(Excerpts from an interface dataset)
——————

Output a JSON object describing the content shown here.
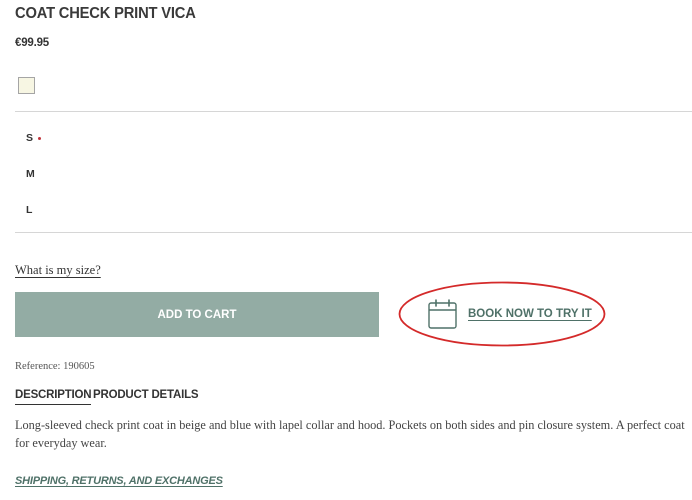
{
  "product": {
    "title": "COAT CHECK PRINT VICA",
    "price": "€99.95",
    "reference": "Reference: 190605"
  },
  "colors": {
    "swatch": "#f7f6e3",
    "accent": "#93aca4",
    "link": "#4f7168",
    "highlight": "#d42a2a",
    "selected_dot": "#c0343c"
  },
  "sizes": [
    {
      "label": "S",
      "selected": true
    },
    {
      "label": "M",
      "selected": false
    },
    {
      "label": "L",
      "selected": false
    }
  ],
  "size_guide_link": "What is my size?",
  "actions": {
    "add_to_cart": "ADD TO CART",
    "book_try": "BOOK NOW TO TRY IT",
    "book_icon": "calendar-icon"
  },
  "tabs": [
    {
      "label": "DESCRIPTION",
      "active": true
    },
    {
      "label": "PRODUCT DETAILS",
      "active": false
    }
  ],
  "description": "Long-sleeved check print coat in beige and blue with lapel collar and hood. Pockets on both sides and pin closure system. A perfect coat for everyday wear.",
  "shipping_link": "SHIPPING, RETURNS, AND EXCHANGES"
}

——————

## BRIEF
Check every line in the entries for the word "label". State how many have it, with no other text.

## REPLY TO THE EXERCISE
5